(Source information):
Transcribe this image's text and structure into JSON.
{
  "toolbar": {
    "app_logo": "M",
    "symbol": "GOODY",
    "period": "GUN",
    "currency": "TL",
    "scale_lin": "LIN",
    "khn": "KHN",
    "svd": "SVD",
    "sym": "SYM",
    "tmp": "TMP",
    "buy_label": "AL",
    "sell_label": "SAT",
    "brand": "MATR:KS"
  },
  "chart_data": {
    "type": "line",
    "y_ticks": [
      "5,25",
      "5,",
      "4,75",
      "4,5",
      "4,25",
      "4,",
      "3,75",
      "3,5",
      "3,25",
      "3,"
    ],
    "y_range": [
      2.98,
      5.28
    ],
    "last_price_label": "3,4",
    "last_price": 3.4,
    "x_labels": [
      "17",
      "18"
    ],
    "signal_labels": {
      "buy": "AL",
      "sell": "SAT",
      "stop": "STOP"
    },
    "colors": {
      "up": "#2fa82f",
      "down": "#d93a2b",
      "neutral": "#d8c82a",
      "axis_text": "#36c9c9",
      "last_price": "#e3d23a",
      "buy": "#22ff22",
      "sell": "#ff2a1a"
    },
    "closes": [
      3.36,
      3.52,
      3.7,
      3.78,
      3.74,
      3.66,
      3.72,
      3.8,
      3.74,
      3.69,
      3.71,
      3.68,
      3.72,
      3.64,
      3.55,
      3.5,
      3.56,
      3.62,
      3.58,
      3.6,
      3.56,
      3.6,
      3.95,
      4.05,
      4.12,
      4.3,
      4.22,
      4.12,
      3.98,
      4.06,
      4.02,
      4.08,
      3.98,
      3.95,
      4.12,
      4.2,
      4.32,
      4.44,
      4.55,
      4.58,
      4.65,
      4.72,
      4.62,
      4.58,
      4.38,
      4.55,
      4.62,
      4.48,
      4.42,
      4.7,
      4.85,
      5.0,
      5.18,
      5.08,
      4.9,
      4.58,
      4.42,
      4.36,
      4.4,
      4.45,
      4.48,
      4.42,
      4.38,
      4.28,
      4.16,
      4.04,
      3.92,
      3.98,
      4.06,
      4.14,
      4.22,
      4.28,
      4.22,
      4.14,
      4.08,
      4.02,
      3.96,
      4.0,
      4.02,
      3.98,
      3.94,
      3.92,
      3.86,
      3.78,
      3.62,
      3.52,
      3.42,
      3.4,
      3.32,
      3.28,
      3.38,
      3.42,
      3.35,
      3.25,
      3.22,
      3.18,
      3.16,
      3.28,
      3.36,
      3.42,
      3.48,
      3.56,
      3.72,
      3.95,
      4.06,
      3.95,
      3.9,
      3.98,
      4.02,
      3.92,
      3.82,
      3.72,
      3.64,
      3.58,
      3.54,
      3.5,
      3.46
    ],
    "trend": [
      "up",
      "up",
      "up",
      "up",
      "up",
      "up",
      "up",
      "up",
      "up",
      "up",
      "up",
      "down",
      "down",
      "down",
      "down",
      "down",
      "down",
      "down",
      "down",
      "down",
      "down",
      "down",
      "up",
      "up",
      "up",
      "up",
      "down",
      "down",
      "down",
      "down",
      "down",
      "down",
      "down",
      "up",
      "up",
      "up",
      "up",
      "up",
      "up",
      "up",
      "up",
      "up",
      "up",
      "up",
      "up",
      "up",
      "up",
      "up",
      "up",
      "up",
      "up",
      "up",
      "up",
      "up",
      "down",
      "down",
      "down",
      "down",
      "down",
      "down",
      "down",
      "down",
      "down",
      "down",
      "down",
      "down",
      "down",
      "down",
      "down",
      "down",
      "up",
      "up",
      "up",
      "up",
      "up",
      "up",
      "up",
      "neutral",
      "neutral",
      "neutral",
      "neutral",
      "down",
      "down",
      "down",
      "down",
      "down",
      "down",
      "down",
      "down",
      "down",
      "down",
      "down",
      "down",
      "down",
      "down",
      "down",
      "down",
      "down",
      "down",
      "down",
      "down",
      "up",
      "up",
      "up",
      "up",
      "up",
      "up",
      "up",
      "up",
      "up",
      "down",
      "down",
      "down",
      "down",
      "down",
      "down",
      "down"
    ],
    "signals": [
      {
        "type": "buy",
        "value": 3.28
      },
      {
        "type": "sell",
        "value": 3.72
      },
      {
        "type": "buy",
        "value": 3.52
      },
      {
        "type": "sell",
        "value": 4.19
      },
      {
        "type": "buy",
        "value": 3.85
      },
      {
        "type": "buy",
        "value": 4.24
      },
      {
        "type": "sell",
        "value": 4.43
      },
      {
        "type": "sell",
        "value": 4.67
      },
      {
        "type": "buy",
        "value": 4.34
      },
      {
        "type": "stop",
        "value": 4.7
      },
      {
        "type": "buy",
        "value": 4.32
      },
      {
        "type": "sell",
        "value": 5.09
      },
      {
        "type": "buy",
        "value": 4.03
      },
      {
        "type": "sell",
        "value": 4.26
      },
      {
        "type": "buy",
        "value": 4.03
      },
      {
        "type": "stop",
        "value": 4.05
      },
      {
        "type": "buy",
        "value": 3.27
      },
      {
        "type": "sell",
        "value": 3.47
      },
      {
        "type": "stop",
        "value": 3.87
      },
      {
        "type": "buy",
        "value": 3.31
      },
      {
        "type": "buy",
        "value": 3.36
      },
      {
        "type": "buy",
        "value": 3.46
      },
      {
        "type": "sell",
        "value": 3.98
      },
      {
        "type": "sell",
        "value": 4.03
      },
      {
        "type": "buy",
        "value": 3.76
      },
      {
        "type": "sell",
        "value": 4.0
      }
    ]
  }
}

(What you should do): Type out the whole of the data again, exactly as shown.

(Response to the task):
Transcribe this image's text and structure into JSON.
{
  "toolbar": {
    "app_logo": "M",
    "symbol": "GOODY",
    "period": "GUN",
    "currency": "TL",
    "scale_lin": "LIN",
    "khn": "KHN",
    "svd": "SVD",
    "sym": "SYM",
    "tmp": "TMP",
    "buy_label": "AL",
    "sell_label": "SAT",
    "brand": "MATR:KS"
  },
  "chart_data": {
    "type": "line",
    "y_ticks": [
      "5,25",
      "5,",
      "4,75",
      "4,5",
      "4,25",
      "4,",
      "3,75",
      "3,5",
      "3,25",
      "3,"
    ],
    "y_range": [
      2.98,
      5.28
    ],
    "last_price_label": "3,4",
    "last_price": 3.4,
    "x_labels": [
      "17",
      "18"
    ],
    "signal_labels": {
      "buy": "AL",
      "sell": "SAT",
      "stop": "STOP"
    },
    "colors": {
      "up": "#2fa82f",
      "down": "#d93a2b",
      "neutral": "#d8c82a",
      "axis_text": "#36c9c9",
      "last_price": "#e3d23a",
      "buy": "#22ff22",
      "sell": "#ff2a1a"
    },
    "closes": [
      3.36,
      3.52,
      3.7,
      3.78,
      3.74,
      3.66,
      3.72,
      3.8,
      3.74,
      3.69,
      3.71,
      3.68,
      3.72,
      3.64,
      3.55,
      3.5,
      3.56,
      3.62,
      3.58,
      3.6,
      3.56,
      3.6,
      3.95,
      4.05,
      4.12,
      4.3,
      4.22,
      4.12,
      3.98,
      4.06,
      4.02,
      4.08,
      3.98,
      3.95,
      4.12,
      4.2,
      4.32,
      4.44,
      4.55,
      4.58,
      4.65,
      4.72,
      4.62,
      4.58,
      4.38,
      4.55,
      4.62,
      4.48,
      4.42,
      4.7,
      4.85,
      5.0,
      5.18,
      5.08,
      4.9,
      4.58,
      4.42,
      4.36,
      4.4,
      4.45,
      4.48,
      4.42,
      4.38,
      4.28,
      4.16,
      4.04,
      3.92,
      3.98,
      4.06,
      4.14,
      4.22,
      4.28,
      4.22,
      4.14,
      4.08,
      4.02,
      3.96,
      4.0,
      4.02,
      3.98,
      3.94,
      3.92,
      3.86,
      3.78,
      3.62,
      3.52,
      3.42,
      3.4,
      3.32,
      3.28,
      3.38,
      3.42,
      3.35,
      3.25,
      3.22,
      3.18,
      3.16,
      3.28,
      3.36,
      3.42,
      3.48,
      3.56,
      3.72,
      3.95,
      4.06,
      3.95,
      3.9,
      3.98,
      4.02,
      3.92,
      3.82,
      3.72,
      3.64,
      3.58,
      3.54,
      3.5,
      3.46
    ],
    "trend": [
      "up",
      "up",
      "up",
      "up",
      "up",
      "up",
      "up",
      "up",
      "up",
      "up",
      "up",
      "down",
      "down",
      "down",
      "down",
      "down",
      "down",
      "down",
      "down",
      "down",
      "down",
      "down",
      "up",
      "up",
      "up",
      "up",
      "down",
      "down",
      "down",
      "down",
      "down",
      "down",
      "down",
      "up",
      "up",
      "up",
      "up",
      "up",
      "up",
      "up",
      "up",
      "up",
      "up",
      "up",
      "up",
      "up",
      "up",
      "up",
      "up",
      "up",
      "up",
      "up",
      "up",
      "up",
      "down",
      "down",
      "down",
      "down",
      "down",
      "down",
      "down",
      "down",
      "down",
      "down",
      "down",
      "down",
      "down",
      "down",
      "down",
      "down",
      "up",
      "up",
      "up",
      "up",
      "up",
      "up",
      "up",
      "neutral",
      "neutral",
      "neutral",
      "neutral",
      "down",
      "down",
      "down",
      "down",
      "down",
      "down",
      "down",
      "down",
      "down",
      "down",
      "down",
      "down",
      "down",
      "down",
      "down",
      "down",
      "down",
      "down",
      "down",
      "down",
      "up",
      "up",
      "up",
      "up",
      "up",
      "up",
      "up",
      "up",
      "up",
      "down",
      "down",
      "down",
      "down",
      "down",
      "down",
      "down"
    ],
    "signals": [
      {
        "type": "buy",
        "value": 3.28
      },
      {
        "type": "sell",
        "value": 3.72
      },
      {
        "type": "buy",
        "value": 3.52
      },
      {
        "type": "sell",
        "value": 4.19
      },
      {
        "type": "buy",
        "value": 3.85
      },
      {
        "type": "buy",
        "value": 4.24
      },
      {
        "type": "sell",
        "value": 4.43
      },
      {
        "type": "sell",
        "value": 4.67
      },
      {
        "type": "buy",
        "value": 4.34
      },
      {
        "type": "stop",
        "value": 4.7
      },
      {
        "type": "buy",
        "value": 4.32
      },
      {
        "type": "sell",
        "value": 5.09
      },
      {
        "type": "buy",
        "value": 4.03
      },
      {
        "type": "sell",
        "value": 4.26
      },
      {
        "type": "buy",
        "value": 4.03
      },
      {
        "type": "stop",
        "value": 4.05
      },
      {
        "type": "buy",
        "value": 3.27
      },
      {
        "type": "sell",
        "value": 3.47
      },
      {
        "type": "stop",
        "value": 3.87
      },
      {
        "type": "buy",
        "value": 3.31
      },
      {
        "type": "buy",
        "value": 3.36
      },
      {
        "type": "buy",
        "value": 3.46
      },
      {
        "type": "sell",
        "value": 3.98
      },
      {
        "type": "sell",
        "value": 4.03
      },
      {
        "type": "buy",
        "value": 3.76
      },
      {
        "type": "sell",
        "value": 4.0
      }
    ]
  }
}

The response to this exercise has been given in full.